A rare early plan of Turin, one by De Fer, which may have formed the basis for a later variant of the map by Danet entitled Attaques de Turin par l'Armee du Roy Commandee par le Duc de la Feuillade en 1706 le 30 Juin, which was also engraved by Antoine Coquart. The elaborately decorated key locates approximately 20 places.
The map is very rare. OCLC locates only 2 examples (Bibliotheque National de Paris and British Library). The map or a variant edition copying De Fer's map also appears to have been issued in 1706.
Nicholas de Fer (1646-1720) was the son of a map seller, Antoine de Fer, and grew to be one of the most well-known mapmakers in France in the seventeenth century. He was apprenticed at twelve years old to Louis Spirinx, an engraver. When his father died in 1673, Nicholas helped his mother run the business until 1687, when he became the sole proprietor.
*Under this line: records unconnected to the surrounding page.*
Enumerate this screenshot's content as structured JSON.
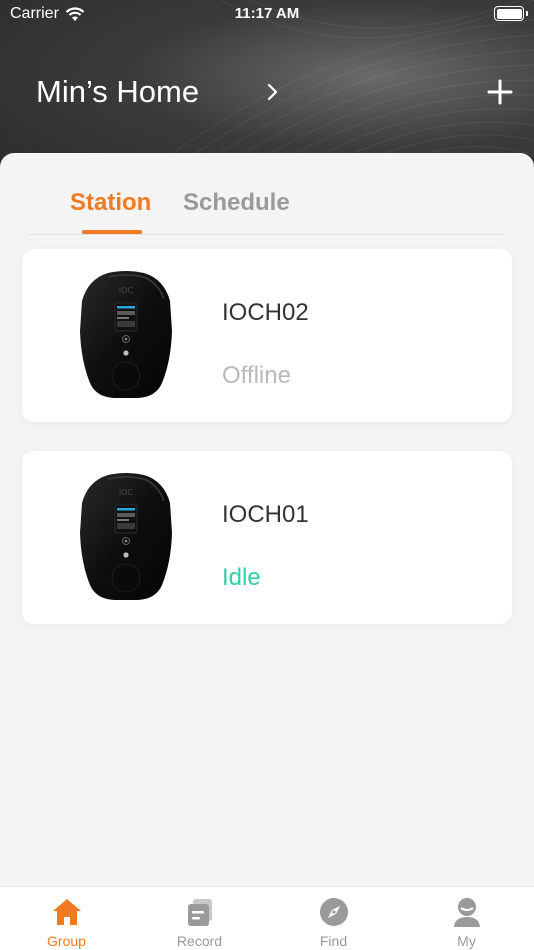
{
  "status_bar": {
    "carrier": "Carrier",
    "time": "11:17 AM"
  },
  "header": {
    "title": "Min’s Home"
  },
  "tabs": [
    {
      "label": "Station",
      "active": true
    },
    {
      "label": "Schedule",
      "active": false
    }
  ],
  "stations": [
    {
      "name": "IOCH02",
      "status": "Offline"
    },
    {
      "name": "IOCH01",
      "status": "Idle"
    }
  ],
  "tab_bar": [
    {
      "label": "Group",
      "icon": "home-icon",
      "active": true
    },
    {
      "label": "Record",
      "icon": "record-icon",
      "active": false
    },
    {
      "label": "Find",
      "icon": "compass-icon",
      "active": false
    },
    {
      "label": "My",
      "icon": "user-icon",
      "active": false
    }
  ],
  "colors": {
    "accent": "#f07b22",
    "idle": "#2fcfa8",
    "offline": "#b9b9b9",
    "inactive": "#9a9a9a"
  }
}
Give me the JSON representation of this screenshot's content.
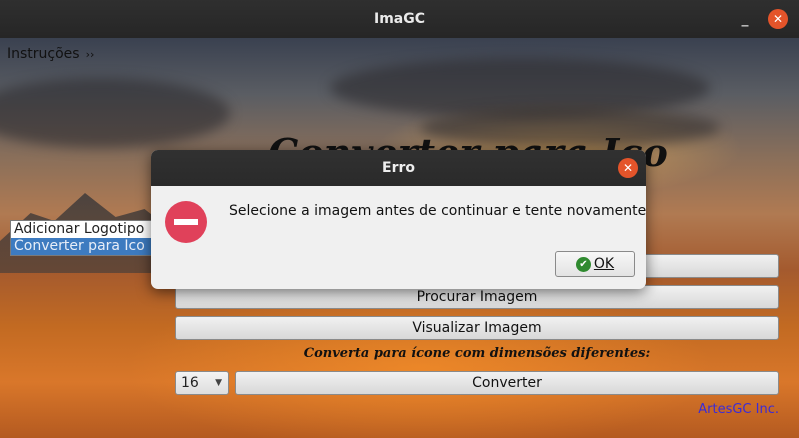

His earliest known work is a map of the Canal of Languedoc in 1669, while some of his earliest engravings are in the revised edition of Methode pour Apprendre Facilement la Geographie (1685). In 1697, he published his first world atlas. Perhaps his most famous map is his wall map of America, published in 1698, with its celebrated beaver scene (engraved by Hendrick van Loon, designed by Nicolas Guerard). After his death in 1720, the business passed to his sons-in-law, Guillaume Danet and Jacques-Francois Benard.